Give the number of lines in the material below that contain the word "label", and nothing else.

● ● ● ● ● ● ●

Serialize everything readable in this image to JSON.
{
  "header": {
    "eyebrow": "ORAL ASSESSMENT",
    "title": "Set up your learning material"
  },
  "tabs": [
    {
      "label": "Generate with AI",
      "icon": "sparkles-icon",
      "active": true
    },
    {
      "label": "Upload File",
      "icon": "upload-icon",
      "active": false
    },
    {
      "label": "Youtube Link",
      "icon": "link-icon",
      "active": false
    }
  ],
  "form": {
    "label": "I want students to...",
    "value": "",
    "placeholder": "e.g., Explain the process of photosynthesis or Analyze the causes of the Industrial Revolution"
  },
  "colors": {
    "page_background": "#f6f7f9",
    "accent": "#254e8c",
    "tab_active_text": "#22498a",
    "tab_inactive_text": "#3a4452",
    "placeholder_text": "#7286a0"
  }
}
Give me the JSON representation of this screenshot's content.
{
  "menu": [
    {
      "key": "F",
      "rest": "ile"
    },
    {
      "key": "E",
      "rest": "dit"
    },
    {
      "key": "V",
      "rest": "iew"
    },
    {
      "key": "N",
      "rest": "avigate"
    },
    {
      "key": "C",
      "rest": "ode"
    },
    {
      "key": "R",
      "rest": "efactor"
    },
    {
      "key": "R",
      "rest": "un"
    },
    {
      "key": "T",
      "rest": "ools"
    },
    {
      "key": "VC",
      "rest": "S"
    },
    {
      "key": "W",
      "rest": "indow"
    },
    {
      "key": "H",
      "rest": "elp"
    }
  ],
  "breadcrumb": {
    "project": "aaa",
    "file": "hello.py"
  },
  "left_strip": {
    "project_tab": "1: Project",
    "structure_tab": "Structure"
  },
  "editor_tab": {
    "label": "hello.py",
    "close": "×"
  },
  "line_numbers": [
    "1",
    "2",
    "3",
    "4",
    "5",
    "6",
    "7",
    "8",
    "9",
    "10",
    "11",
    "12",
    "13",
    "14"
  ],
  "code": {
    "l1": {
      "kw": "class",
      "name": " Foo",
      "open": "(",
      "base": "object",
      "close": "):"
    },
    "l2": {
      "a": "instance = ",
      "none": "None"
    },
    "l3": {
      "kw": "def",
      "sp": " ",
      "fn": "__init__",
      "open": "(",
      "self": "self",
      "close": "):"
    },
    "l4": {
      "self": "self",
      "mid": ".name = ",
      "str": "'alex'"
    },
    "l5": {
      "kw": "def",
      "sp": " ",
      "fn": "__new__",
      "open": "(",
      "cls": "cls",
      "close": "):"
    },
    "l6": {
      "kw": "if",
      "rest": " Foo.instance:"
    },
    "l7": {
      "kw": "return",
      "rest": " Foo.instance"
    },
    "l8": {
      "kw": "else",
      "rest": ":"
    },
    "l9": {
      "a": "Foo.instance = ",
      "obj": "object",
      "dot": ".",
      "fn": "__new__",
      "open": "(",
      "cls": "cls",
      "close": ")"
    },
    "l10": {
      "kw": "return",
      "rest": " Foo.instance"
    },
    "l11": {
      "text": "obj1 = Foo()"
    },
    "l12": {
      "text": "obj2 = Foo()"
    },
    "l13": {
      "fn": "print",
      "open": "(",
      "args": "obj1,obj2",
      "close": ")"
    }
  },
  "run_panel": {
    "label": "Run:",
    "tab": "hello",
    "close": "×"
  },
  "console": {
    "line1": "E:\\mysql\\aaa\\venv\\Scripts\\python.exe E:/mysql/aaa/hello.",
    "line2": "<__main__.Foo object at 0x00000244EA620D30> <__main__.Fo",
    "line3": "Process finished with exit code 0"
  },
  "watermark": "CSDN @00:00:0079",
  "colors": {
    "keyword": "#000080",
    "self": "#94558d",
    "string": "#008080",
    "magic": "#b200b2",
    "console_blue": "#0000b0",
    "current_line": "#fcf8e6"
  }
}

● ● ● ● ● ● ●

* [REPLY TO THE TASK]
6